28th April 2016 @ 12:00 pm - 2:00 pm
Differentiated dispossession: ‘Hunter-gatherer’ responses to violent eviction from Embobut Forest Reserve, western Kenya
Seminar by Connor Joseph Cavanagh
Convening Space, Institute of Development Studies
Library Road, Falmer, UK
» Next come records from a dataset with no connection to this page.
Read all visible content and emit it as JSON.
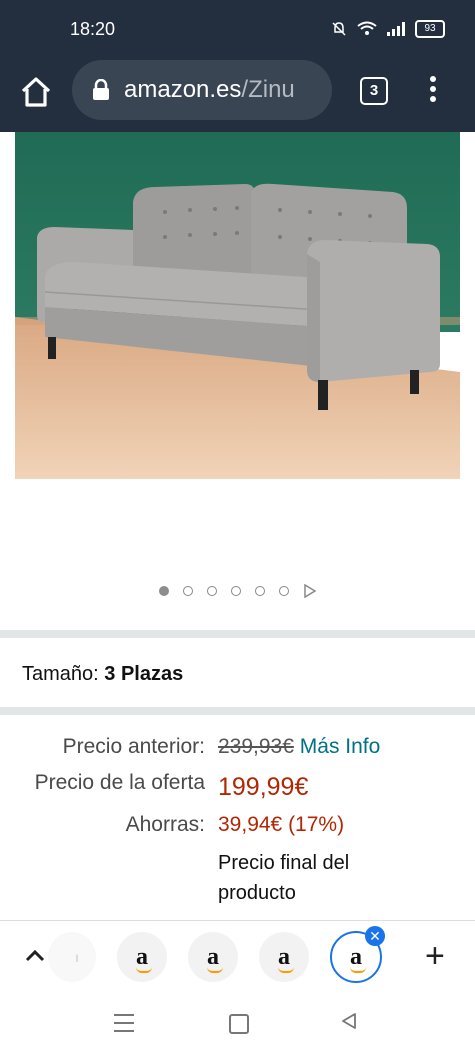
{
  "status_bar": {
    "time": "18:20",
    "battery": "93"
  },
  "browser": {
    "url_domain": "amazon.es",
    "url_path": "/Zinu",
    "tab_count": "3"
  },
  "carousel": {
    "total_images": 6,
    "active_index": 0
  },
  "size": {
    "label": "Tamaño:",
    "value": "3 Plazas"
  },
  "prices": {
    "previous_label": "Precio anterior:",
    "previous_value": "239,93€",
    "more_info": "Más Info",
    "deal_label": "Precio de la oferta",
    "deal_value": "199,99€",
    "savings_label": "Ahorras:",
    "savings_value": "39,94€ (17%)",
    "final_note_line1": "Precio final del",
    "final_note_line2": "producto"
  },
  "tab_strip": {
    "tabs": [
      {
        "letter": "a"
      },
      {
        "letter": "a"
      },
      {
        "letter": "a"
      },
      {
        "letter": "a"
      }
    ],
    "active_tab": 3
  },
  "colors": {
    "header_bg": "#232f3e",
    "price_red": "#b12704",
    "link_teal": "#007185",
    "tab_accent": "#1a73e8"
  }
}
Critical scholarship on global land and ‘green’ grabbing has begun to examine the politics of variegation in diverse ‘responses from below’, or the ways in which various particularities of place influence community reactions to land and resource acquisitions. These discussions are informed by a longstanding tradition of scholarship on the class dynamics of agrarian change, or the ways in which processes of ‘dispossession from above’ via land acquisitions might intersect with processes of ‘dispossession from below’ in the form of gradual differentiation and rural class formation. In some cases, however, we argue that these analyses have not sufficiently historicized and disaggregated the concept of ‘community’ to reveal how variables such as gender, land tenure, and prevailing modes of production refract both the impacts of dispossession and the forms of resistance that emerge in its wake. Drawing upon ethnographic fieldwork on the case of the indigenous Sengwer community’s violent eviction from Embobut Forest Reserve in western Kenya, we illuminate the ways in which
- i) dispossession for conservation entails novel consequences for communities that understand themselves as ‘hunters and gatherers’, as opposed to agriculturalists or pastoralists,
- ii) how these consequences are themselves differentiated, placing unique burdens on women, youths, and the elderly in particular. We conclude with a discussion of how such variegation in experiences of dispossession informs ongoing struggles for radically alternative modes of indigenous conservation in Embobut forest.
About Connor Joseph Cavanagh
Connor Joseph Cavanagh is currently a PhD Fellow in the Dept. of International Environment and Development Studies (Noragric) at the Norwegian University of Life Sciences, and a Research Fellow in Science Domain 5 – Ecosystem Services at the World Agroforestry Centre (ICRAF) in Nairobi. Broadly defined, Connor’s research examines tensions and contradictions within processes of uneven conservation and development in eastern Africa, with a specific interest on transformations in forest governance. Recent articles have appeared in Forum for Development Studies, Antipode, the Journal of Peasant Studies, Forest Policy and Economics, and Geoforum.